Give back the full set of entries that follows, exactly as written.

[Materials provided]

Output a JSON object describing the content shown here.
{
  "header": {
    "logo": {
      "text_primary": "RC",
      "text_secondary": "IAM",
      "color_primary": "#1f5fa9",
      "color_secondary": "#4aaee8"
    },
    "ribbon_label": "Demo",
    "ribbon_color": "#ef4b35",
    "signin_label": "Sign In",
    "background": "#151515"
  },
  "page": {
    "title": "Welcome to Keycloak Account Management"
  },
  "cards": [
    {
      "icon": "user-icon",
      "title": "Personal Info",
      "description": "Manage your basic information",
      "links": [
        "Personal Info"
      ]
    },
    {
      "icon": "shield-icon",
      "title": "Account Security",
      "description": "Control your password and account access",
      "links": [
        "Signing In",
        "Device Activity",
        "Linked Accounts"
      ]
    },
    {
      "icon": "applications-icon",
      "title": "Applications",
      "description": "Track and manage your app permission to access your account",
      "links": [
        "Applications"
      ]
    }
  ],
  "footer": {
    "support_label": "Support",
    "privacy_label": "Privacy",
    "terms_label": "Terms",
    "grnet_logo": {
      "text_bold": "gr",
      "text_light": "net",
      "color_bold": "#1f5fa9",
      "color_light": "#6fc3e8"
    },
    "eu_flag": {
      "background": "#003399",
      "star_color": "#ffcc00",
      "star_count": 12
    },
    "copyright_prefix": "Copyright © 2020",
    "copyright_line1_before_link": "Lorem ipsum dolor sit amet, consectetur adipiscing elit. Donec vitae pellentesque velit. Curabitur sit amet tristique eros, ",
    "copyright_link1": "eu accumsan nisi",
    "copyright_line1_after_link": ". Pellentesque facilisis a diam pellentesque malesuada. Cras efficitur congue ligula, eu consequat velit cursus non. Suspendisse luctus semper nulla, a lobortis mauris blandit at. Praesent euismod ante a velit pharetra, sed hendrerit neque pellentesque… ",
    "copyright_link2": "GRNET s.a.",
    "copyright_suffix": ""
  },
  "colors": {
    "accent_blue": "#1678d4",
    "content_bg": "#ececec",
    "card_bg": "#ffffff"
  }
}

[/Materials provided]

**Response to the exercise:**
Output a JSON object describing the content shown here.
{
  "header": {
    "logo": {
      "text_primary": "RC",
      "text_secondary": "IAM",
      "color_primary": "#1f5fa9",
      "color_secondary": "#4aaee8"
    },
    "ribbon_label": "Demo",
    "ribbon_color": "#ef4b35",
    "signin_label": "Sign In",
    "background": "#151515"
  },
  "page": {
    "title": "Welcome to Keycloak Account Management"
  },
  "cards": [
    {
      "icon": "user-icon",
      "title": "Personal Info",
      "description": "Manage your basic information",
      "links": [
        "Personal Info"
      ]
    },
    {
      "icon": "shield-icon",
      "title": "Account Security",
      "description": "Control your password and account access",
      "links": [
        "Signing In",
        "Device Activity",
        "Linked Accounts"
      ]
    },
    {
      "icon": "applications-icon",
      "title": "Applications",
      "description": "Track and manage your app permission to access your account",
      "links": [
        "Applications"
      ]
    }
  ],
  "footer": {
    "support_label": "Support",
    "privacy_label": "Privacy",
    "terms_label": "Terms",
    "grnet_logo": {
      "text_bold": "gr",
      "text_light": "net",
      "color_bold": "#1f5fa9",
      "color_light": "#6fc3e8"
    },
    "eu_flag": {
      "background": "#003399",
      "star_color": "#ffcc00",
      "star_count": 12
    },
    "copyright_prefix": "Copyright © 2020",
    "copyright_line1_before_link": "Lorem ipsum dolor sit amet, consectetur adipiscing elit. Donec vitae pellentesque velit. Curabitur sit amet tristique eros, ",
    "copyright_link1": "eu accumsan nisi",
    "copyright_line1_after_link": ". Pellentesque facilisis a diam pellentesque malesuada. Cras efficitur congue ligula, eu consequat velit cursus non. Suspendisse luctus semper nulla, a lobortis mauris blandit at. Praesent euismod ante a velit pharetra, sed hendrerit neque pellentesque… ",
    "copyright_link2": "GRNET s.a.",
    "copyright_suffix": ""
  },
  "colors": {
    "accent_blue": "#1678d4",
    "content_bg": "#ececec",
    "card_bg": "#ffffff"
  }
}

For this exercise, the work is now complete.